How to complete this task. Scan the entries below for the word "Pressure". Copy each line that has it.

Entries from a dataset of interfaces.
━━━
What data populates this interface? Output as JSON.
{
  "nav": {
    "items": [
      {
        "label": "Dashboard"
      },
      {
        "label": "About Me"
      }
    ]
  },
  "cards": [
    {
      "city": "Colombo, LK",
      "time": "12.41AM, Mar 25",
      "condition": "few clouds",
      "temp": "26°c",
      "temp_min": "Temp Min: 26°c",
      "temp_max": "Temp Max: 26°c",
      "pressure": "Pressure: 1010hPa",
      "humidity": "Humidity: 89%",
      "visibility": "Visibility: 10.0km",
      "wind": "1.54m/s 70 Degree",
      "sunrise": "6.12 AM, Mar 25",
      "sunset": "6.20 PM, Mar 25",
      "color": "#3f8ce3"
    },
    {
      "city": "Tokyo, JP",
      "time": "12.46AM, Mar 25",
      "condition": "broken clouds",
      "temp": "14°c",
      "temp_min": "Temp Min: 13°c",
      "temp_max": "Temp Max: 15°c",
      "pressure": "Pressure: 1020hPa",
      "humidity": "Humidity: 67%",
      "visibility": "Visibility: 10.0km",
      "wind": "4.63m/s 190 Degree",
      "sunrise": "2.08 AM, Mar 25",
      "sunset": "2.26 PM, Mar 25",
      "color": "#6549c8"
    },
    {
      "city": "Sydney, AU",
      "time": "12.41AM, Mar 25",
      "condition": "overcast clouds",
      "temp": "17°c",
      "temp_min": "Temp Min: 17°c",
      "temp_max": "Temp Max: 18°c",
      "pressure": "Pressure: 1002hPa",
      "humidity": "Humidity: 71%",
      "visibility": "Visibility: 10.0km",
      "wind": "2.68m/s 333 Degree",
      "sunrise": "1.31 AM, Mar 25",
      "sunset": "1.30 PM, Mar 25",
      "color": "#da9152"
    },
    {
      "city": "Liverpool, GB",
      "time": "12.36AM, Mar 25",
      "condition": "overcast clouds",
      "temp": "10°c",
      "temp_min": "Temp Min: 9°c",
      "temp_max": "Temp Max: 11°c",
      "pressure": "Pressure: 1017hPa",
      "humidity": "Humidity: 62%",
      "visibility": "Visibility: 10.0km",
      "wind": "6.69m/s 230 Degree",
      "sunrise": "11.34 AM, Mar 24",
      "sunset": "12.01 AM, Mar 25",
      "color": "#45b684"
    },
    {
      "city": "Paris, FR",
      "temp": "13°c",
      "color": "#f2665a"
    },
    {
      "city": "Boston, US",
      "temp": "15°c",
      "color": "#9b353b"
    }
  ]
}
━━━
Solution to this task.
      "pressure": "Pressure: 1010hPa",
      "pressure": "Pressure: 1020hPa",
      "pressure": "Pressure: 1002hPa",
      "pressure": "Pressure: 1017hPa",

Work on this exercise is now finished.